This is another general term used to describe an employer who takes an action that adversely affects an employee’s job, such as firing, demotion or harassment. In order to qualify as retaliation, the event must result from an employee’s response to workplace discrimination. For instance, a male employee who complains to management about a supervisor sexually harassing female employees might be fired or demoted. This could constitute retaliation on the part of the employer.
The California Fair Employment and Housing Act (FEHA) makes it illegal for an employer to harass an employee on the basis of a protected category. CA Government Code §12940 (j). This includes harassment in the form of sexual harassment. In legal terms, sexual harassment can include a variety of unwanted behaviors.
Though the common perception of sexual harassment involves a male employer harassing a female subordinate, sexual harassment can occur in a variety of interactions. Settlements and judgments have been awarded in cases involving coworkers of the same sex as well as in situations involving a female boss and a male subordinate.
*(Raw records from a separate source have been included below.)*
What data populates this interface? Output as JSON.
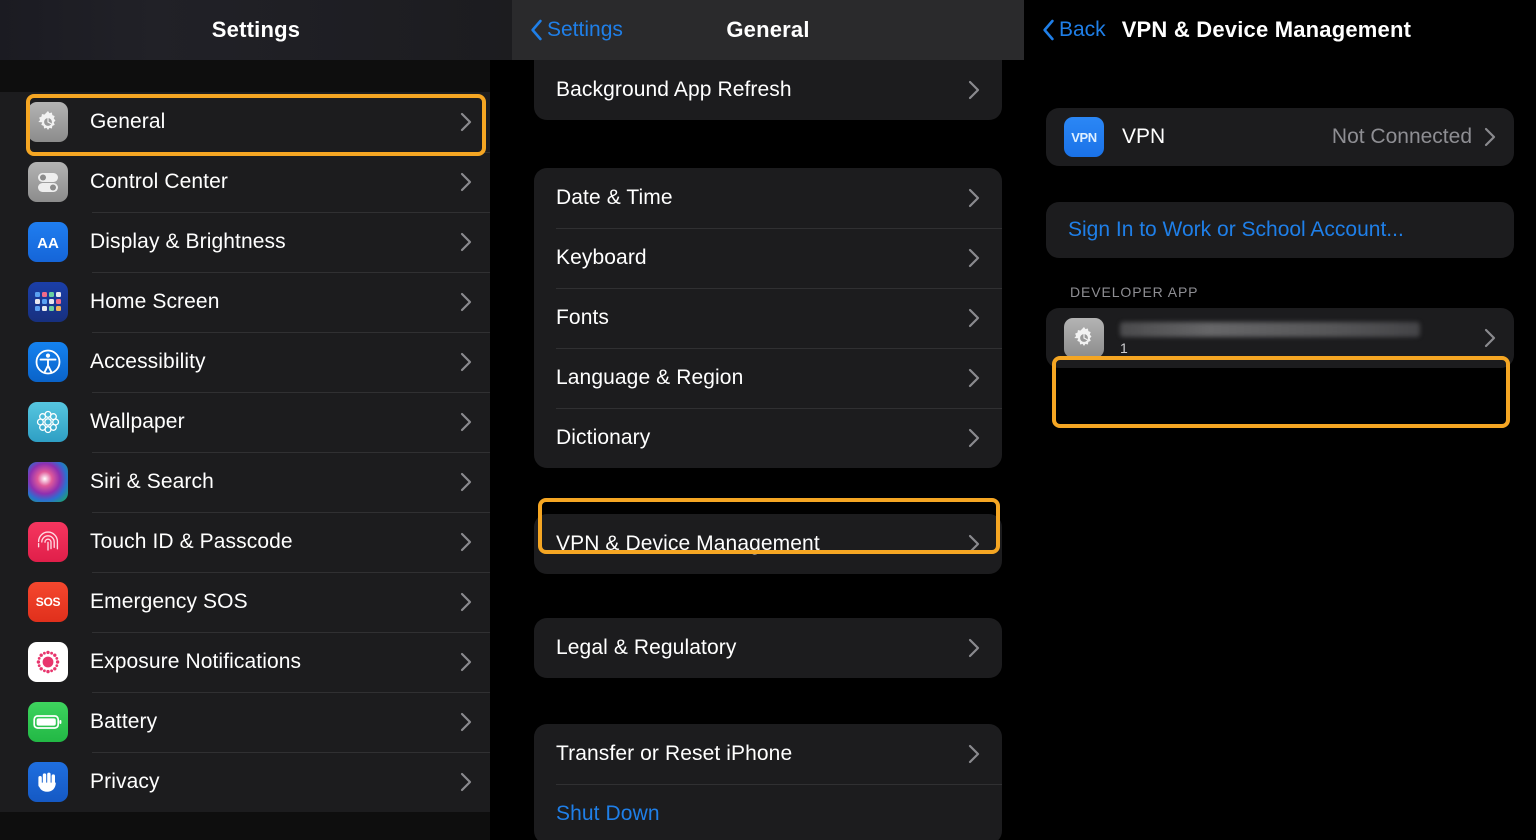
{
  "sidebar": {
    "title": "Settings",
    "items": [
      {
        "label": "General",
        "icon": "gear-icon",
        "icon_class": "ic-gear",
        "highlighted": true
      },
      {
        "label": "Control Center",
        "icon": "control-center-icon",
        "icon_class": "ic-cc",
        "highlighted": false
      },
      {
        "label": "Display & Brightness",
        "icon": "display-brightness-icon",
        "icon_class": "ic-aa",
        "highlighted": false
      },
      {
        "label": "Home Screen",
        "icon": "home-screen-icon",
        "icon_class": "ic-home",
        "highlighted": false
      },
      {
        "label": "Accessibility",
        "icon": "accessibility-icon",
        "icon_class": "ic-access",
        "highlighted": false
      },
      {
        "label": "Wallpaper",
        "icon": "wallpaper-icon",
        "icon_class": "ic-wall",
        "highlighted": false
      },
      {
        "label": "Siri & Search",
        "icon": "siri-icon",
        "icon_class": "ic-siri",
        "highlighted": false
      },
      {
        "label": "Touch ID & Passcode",
        "icon": "touch-id-icon",
        "icon_class": "ic-touch",
        "highlighted": false
      },
      {
        "label": "Emergency SOS",
        "icon": "emergency-sos-icon",
        "icon_class": "ic-sos",
        "highlighted": false
      },
      {
        "label": "Exposure Notifications",
        "icon": "exposure-notifications-icon",
        "icon_class": "ic-exp",
        "highlighted": false
      },
      {
        "label": "Battery",
        "icon": "battery-icon",
        "icon_class": "ic-bat",
        "highlighted": false
      },
      {
        "label": "Privacy",
        "icon": "privacy-icon",
        "icon_class": "ic-priv",
        "highlighted": false
      }
    ]
  },
  "middle": {
    "back_label": "Settings",
    "title": "General",
    "group_partial": [
      {
        "label": "Background App Refresh",
        "style": "default"
      }
    ],
    "group_localization": [
      {
        "label": "Date & Time",
        "style": "default"
      },
      {
        "label": "Keyboard",
        "style": "default"
      },
      {
        "label": "Fonts",
        "style": "default"
      },
      {
        "label": "Language & Region",
        "style": "default"
      },
      {
        "label": "Dictionary",
        "style": "default"
      }
    ],
    "group_vpn": [
      {
        "label": "VPN & Device Management",
        "style": "default",
        "highlighted": true
      }
    ],
    "group_legal": [
      {
        "label": "Legal & Regulatory",
        "style": "default"
      }
    ],
    "group_reset": [
      {
        "label": "Transfer or Reset iPhone",
        "style": "default"
      },
      {
        "label": "Shut Down",
        "style": "blue"
      }
    ]
  },
  "detail": {
    "back_label": "Back",
    "title": "VPN & Device Management",
    "vpn_row": {
      "icon_text": "VPN",
      "label": "VPN",
      "value": "Not Connected"
    },
    "sign_in_label": "Sign In to Work or School Account...",
    "section_header": "DEVELOPER APP",
    "developer_app": {
      "icon": "gear-icon",
      "name_redacted": true,
      "name": "",
      "subtitle": "1",
      "highlighted": true
    }
  },
  "colors": {
    "highlight": "#f5a623",
    "accent_blue": "#1f7fe8",
    "card_bg": "#1c1c1e",
    "page_bg": "#000000",
    "secondary_text": "#8e8e93"
  }
}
It’s hard to believe that this discussion continues in the modern age, but to this day, some employers violate state law.
Our law office handles two types of actions related to wages and hours — those involving individual employees, as well as class actions filed in response to disputes over failure to pay minimum wage, overtime, required benefits and more.
California’s employment laws protect employees who take a stand for what is right. As such, it is illegal for an employer to fire an employee who refuses to break the law. Likewise it is unlawful for an employer to prevent a worker from giving information to a government agency regarding workplace violations of state or federal law.
This includes violations of non-compliance with workplace regulations, regardless of whether the violation is related to the employee’s job duties. In addition, the labor code prohibits an employer from retaliating against an employee for disclosing information regarding workplace violations. CA Labor Code §1102.5 (a)-(c)
A recent California whistleblower case concluded in 2015 and resulted in a large award for plaintiff Janet Keyzer, a former nurse researcher at UC Davis. The suit stemmed from a 2008 complaint by Keyzer that the University was not meeting proper research requirements involving medical studies of human subjects at San Quentin State Prison. After repeated attempts to bring the matter to the attention of her supervisors, Keyzer’s husband, an information technology specialist who also worked on the project, was fired. Keyzer believed her husband’s firing was retaliation for her whistle blowing. A jury agreed, awarding her a total of $730,000. According to a November 29, 2015 article published by the Davis Enterprise, after the University withdrew its appeal to the judgment, it settled with Keyzer for a total of $1.2 million.
If you feel you have been retaliated against for engaging in protected whistleblower activities, call our office to see how we can help.
Wrongful termination is a broad description that applies to a situation where a person is fired or demoted for reasons prohibited by law. These reasons can include: refusal to provide sexual favors, the color of one’s skin, age discrimination (over the age of 40), sexual orientation, as well as religion.
Unfortunately, employers can be crafty at coming up with seemingly legitimate reasons for firing an employee, also known as pretexts. If you feel you have been the victim of wrongful termination, contact our office to see how we can help.